WHAT YOU SHOULD DO:
Your answer must be a word-for-word copy of the data.

**** MATERIAL PROVIDED

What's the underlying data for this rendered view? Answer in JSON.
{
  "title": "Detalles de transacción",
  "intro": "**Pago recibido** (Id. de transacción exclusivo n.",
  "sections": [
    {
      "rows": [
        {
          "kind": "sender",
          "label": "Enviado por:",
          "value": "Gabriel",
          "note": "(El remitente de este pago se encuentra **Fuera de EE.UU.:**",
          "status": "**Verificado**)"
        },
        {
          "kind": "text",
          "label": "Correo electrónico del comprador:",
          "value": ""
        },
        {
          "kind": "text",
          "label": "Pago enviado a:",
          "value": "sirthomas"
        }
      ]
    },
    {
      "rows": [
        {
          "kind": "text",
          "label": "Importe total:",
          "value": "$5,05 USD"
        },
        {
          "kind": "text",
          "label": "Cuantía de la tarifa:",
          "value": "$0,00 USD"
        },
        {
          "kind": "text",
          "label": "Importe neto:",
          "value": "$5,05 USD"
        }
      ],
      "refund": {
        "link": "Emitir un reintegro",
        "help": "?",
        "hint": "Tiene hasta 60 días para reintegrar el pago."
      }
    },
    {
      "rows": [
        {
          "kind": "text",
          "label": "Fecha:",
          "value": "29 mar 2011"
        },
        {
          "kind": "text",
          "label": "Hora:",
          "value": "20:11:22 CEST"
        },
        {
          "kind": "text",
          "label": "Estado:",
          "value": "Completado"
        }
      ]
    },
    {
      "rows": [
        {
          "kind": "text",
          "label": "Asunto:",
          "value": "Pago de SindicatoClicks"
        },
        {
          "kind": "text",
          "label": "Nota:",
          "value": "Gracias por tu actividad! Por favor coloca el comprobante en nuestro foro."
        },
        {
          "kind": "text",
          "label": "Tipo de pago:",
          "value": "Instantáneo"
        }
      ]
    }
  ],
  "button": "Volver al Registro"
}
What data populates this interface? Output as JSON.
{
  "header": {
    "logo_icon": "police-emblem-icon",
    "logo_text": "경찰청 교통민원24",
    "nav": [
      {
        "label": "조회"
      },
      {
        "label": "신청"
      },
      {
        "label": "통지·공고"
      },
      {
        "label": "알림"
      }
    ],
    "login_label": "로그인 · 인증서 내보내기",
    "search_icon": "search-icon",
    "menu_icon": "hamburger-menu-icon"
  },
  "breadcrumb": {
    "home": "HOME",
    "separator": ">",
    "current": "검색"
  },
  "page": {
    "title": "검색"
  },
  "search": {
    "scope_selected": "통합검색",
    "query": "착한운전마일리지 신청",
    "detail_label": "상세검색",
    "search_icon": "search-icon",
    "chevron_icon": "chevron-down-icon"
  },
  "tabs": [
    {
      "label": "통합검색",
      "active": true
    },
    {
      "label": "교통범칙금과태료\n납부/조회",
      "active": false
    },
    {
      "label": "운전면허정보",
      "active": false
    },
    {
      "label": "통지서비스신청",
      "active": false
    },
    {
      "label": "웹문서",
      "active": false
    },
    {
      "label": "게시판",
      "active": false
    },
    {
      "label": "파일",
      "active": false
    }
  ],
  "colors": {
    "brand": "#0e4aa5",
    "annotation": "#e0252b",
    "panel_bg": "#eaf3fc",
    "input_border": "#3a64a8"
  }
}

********

ANSWER TO THE PROBLEM:
What's the underlying data for this rendered view? Answer in JSON.
{
  "title": "Detalles de transacción",
  "intro": "**Pago recibido** (Id. de transacción exclusivo n.",
  "sections": [
    {
      "rows": [
        {
          "kind": "sender",
          "label": "Enviado por:",
          "value": "Gabriel",
          "note": "(El remitente de este pago se encuentra **Fuera de EE.UU.:**",
          "status": "**Verificado**)"
        },
        {
          "kind": "text",
          "label": "Correo electrónico del comprador:",
          "value": ""
        },
        {
          "kind": "text",
          "label": "Pago enviado a:",
          "value": "sirthomas"
        }
      ]
    },
    {
      "rows": [
        {
          "kind": "text",
          "label": "Importe total:",
          "value": "$5,05 USD"
        },
        {
          "kind": "text",
          "label": "Cuantía de la tarifa:",
          "value": "$0,00 USD"
        },
        {
          "kind": "text",
          "label": "Importe neto:",
          "value": "$5,05 USD"
        }
      ],
      "refund": {
        "link": "Emitir un reintegro",
        "help": "?",
        "hint": "Tiene hasta 60 días para reintegrar el pago."
      }
    },
    {
      "rows": [
        {
          "kind": "text",
          "label": "Fecha:",
          "value": "29 mar 2011"
        },
        {
          "kind": "text",
          "label": "Hora:",
          "value": "20:11:22 CEST"
        },
        {
          "kind": "text",
          "label": "Estado:",
          "value": "Completado"
        }
      ]
    },
    {
      "rows": [
        {
          "kind": "text",
          "label": "Asunto:",
          "value": "Pago de SindicatoClicks"
        },
        {
          "kind": "text",
          "label": "Nota:",
          "value": "Gracias por tu actividad! Por favor coloca el comprobante en nuestro foro."
        },
        {
          "kind": "text",
          "label": "Tipo de pago:",
          "value": "Instantáneo"
        }
      ]
    }
  ],
  "button": "Volver al Registro"
}
What data populates this interface? Output as JSON.
{
  "header": {
    "logo_icon": "police-emblem-icon",
    "logo_text": "경찰청 교통민원24",
    "nav": [
      {
        "label": "조회"
      },
      {
        "label": "신청"
      },
      {
        "label": "통지·공고"
      },
      {
        "label": "알림"
      }
    ],
    "login_label": "로그인 · 인증서 내보내기",
    "search_icon": "search-icon",
    "menu_icon": "hamburger-menu-icon"
  },
  "breadcrumb": {
    "home": "HOME",
    "separator": ">",
    "current": "검색"
  },
  "page": {
    "title": "검색"
  },
  "search": {
    "scope_selected": "통합검색",
    "query": "착한운전마일리지 신청",
    "detail_label": "상세검색",
    "search_icon": "search-icon",
    "chevron_icon": "chevron-down-icon"
  },
  "tabs": [
    {
      "label": "통합검색",
      "active": true
    },
    {
      "label": "교통범칙금과태료\n납부/조회",
      "active": false
    },
    {
      "label": "운전면허정보",
      "active": false
    },
    {
      "label": "통지서비스신청",
      "active": false
    },
    {
      "label": "웹문서",
      "active": false
    },
    {
      "label": "게시판",
      "active": false
    },
    {
      "label": "파일",
      "active": false
    }
  ],
  "colors": {
    "brand": "#0e4aa5",
    "annotation": "#e0252b",
    "panel_bg": "#eaf3fc",
    "input_border": "#3a64a8"
  }
}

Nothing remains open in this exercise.